Yet we’ve also benefited mightily from the vehicles we’ve owned. We carried this house—or the majority of it, anyway—stick of lumber by stick of lumber in the bed of a tricolor, two-wheel-drive Dodge pickup of late-’70s vintage. We’d bought the Dodge for $200 from the fellow who lived up the road from the $100-a-month cabin we rented while building. Actually, “cabin” is far too generous a word for the structure, which didn’t have running water but which, through an ill-advised assemblage of extension cords, featured not one, but two, live electrical outlets.
That Dodge never broke down on us. Not even once. It had a standard-shift transmission with a three-speed on the column, and finding the right gear was an art form unto itself; those of you who know old trucks know exactly what I’m talking about. It was powered by a six-cylinder engine, and when its bed was fully loaded with lumber, it could barely climb the steep hill at the road end of our driveway, and even then only if I backed into the road to get a run at the slope.
Whenever I hear people discussing modern trucks, arguing horsepower and amenities, torque curves and tow ratings as if they were matters of life and death, I think of our old Dodge, which was woefully inadequate in each of these categories but which still managed to get done what needed doing. Heck, I even shaved in its side-view mirror the morning of our wedding.
We drove that truck for two years, and would have driven it longer if the frame hadn’t succumbed to rust. I parked it in the woods behind the house, in part because no Vermont hill farm is complete without at least one abandoned vehicle listing into the ground, and in part because we just couldn’t bring ourselves to send the old girl for scrap. Two days later, I returned with a crescent wrench, removed the side-view mirror, and bolted it to the bathroom wall.
Eventually, thrift prevailed over sentiment, and we hauled the Dodge to the salvage yard. I can’t remember exactly how much we received in scrap value, but I remember thinking that it wasn’t much less than we’d paid for the truck in the first place.

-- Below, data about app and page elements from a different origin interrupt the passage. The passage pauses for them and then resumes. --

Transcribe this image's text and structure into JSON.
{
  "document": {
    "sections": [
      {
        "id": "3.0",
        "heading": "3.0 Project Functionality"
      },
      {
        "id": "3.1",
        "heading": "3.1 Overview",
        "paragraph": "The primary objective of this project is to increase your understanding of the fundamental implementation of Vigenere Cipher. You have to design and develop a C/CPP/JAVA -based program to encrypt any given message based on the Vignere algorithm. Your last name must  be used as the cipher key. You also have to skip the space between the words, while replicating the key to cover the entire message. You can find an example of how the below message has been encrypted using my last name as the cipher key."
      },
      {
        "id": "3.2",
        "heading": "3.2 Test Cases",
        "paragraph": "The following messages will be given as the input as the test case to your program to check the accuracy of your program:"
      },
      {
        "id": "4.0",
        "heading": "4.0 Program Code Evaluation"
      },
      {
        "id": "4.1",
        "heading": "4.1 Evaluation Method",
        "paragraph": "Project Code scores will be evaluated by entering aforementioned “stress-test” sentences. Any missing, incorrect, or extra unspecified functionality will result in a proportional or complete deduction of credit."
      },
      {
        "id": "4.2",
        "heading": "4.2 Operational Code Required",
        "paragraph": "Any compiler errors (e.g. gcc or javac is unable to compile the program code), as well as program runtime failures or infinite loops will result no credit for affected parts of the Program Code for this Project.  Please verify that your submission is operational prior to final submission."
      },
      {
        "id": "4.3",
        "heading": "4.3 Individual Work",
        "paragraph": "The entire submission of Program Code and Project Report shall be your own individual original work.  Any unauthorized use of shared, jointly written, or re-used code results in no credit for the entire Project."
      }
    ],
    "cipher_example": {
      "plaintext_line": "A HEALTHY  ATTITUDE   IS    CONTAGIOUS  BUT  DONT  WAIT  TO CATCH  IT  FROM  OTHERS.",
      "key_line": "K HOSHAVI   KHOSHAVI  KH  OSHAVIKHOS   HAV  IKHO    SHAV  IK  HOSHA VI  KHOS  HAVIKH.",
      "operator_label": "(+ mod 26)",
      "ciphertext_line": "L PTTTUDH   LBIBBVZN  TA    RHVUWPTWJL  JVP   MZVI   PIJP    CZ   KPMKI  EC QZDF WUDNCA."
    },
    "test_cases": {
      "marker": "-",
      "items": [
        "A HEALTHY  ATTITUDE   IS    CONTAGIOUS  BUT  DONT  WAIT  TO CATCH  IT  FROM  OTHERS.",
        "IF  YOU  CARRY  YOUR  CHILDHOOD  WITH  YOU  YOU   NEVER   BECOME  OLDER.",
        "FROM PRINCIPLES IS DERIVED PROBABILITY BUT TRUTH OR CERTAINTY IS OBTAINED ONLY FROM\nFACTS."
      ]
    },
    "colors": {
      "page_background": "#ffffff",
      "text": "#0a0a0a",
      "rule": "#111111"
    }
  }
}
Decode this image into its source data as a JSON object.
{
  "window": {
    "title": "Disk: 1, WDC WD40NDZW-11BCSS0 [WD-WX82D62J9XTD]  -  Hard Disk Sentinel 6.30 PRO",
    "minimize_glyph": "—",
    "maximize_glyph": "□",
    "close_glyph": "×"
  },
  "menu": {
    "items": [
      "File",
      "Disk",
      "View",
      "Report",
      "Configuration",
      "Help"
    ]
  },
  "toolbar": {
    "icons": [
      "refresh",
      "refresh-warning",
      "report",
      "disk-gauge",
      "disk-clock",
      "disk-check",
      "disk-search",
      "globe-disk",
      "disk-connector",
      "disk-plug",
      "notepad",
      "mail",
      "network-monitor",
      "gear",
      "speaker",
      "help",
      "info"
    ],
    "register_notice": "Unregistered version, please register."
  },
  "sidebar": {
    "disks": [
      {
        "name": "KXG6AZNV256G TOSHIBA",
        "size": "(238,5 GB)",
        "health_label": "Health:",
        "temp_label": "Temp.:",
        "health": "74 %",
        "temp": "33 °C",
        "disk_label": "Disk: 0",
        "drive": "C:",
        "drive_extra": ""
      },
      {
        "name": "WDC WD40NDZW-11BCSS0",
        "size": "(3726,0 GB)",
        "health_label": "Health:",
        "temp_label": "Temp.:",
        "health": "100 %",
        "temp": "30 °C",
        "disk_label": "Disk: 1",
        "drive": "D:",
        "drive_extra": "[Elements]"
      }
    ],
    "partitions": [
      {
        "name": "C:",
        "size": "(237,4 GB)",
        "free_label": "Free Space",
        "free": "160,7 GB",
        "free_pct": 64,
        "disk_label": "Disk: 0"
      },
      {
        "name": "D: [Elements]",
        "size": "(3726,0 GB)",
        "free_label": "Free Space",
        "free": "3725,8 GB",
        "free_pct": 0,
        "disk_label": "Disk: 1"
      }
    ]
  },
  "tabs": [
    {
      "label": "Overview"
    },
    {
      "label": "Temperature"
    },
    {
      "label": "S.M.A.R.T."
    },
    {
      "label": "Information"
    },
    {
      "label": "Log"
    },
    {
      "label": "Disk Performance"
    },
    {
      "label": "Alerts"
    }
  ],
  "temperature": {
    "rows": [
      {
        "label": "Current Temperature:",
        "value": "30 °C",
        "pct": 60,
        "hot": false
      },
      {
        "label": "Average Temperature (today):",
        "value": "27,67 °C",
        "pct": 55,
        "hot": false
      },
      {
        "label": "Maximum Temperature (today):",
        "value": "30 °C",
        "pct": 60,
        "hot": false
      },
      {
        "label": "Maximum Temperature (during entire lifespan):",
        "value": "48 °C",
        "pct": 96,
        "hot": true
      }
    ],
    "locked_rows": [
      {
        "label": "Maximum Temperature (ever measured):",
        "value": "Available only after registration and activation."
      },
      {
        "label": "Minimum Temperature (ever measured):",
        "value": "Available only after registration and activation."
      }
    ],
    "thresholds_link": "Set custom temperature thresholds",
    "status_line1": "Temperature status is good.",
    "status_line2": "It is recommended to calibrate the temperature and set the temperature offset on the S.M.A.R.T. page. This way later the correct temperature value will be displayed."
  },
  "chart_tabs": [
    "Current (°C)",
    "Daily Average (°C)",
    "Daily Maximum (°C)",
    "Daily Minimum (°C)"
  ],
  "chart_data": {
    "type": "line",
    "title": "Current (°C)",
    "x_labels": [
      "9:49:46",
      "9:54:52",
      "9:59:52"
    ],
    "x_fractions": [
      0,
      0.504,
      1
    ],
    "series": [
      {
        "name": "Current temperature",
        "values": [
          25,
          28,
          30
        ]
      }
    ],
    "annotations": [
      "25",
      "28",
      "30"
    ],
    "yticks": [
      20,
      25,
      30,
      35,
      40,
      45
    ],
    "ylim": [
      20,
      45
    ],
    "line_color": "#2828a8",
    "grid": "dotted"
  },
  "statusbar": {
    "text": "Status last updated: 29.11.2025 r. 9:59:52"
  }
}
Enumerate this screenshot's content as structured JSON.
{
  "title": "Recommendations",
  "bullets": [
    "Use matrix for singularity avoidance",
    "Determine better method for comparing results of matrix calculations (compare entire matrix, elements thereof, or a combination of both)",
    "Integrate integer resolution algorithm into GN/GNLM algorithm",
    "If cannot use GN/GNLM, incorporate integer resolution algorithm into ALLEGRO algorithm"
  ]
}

When I return from Tractor Supply, I walk to where I left the tractor and install the almost-bolt. It’s a perfect fit, and just like that, I’m back in business. This makes me happy, and I think that maybe it’s okay that Rowell Brothers has closed. The world will keep spinning. The parts we need to keep our tractor running will keep being made, and I’ll still be able to find them in those well-lit bins at Tractor Supply. In some ways, it was easier than buying parts at Rowell’s; no digging through the logic-less piles, no reminder calls to Morris, no risk of bumping against something sharp or hot or oily.
But the funny thing is, those things are exactly what I miss.
A note on Cabot’s location from Darcie McCann, executive director of the Northeast Kingdom Chamber of Commerce (and a Northeast Kingdom native): “Many residents of Cabot feel more of an affinity with the Northeast Kingdom than central Vermont, being right on the border, and we’re proud to have them in the fold … Considering yourself a resident of the Northeast Kingdom goes beyond borders but often [reflects] where a person feels most at home. It speaks volumes that the Hewitts identify with our independent spirit … We’re proud to count them as Northeast Kingdom residents.” —Eds.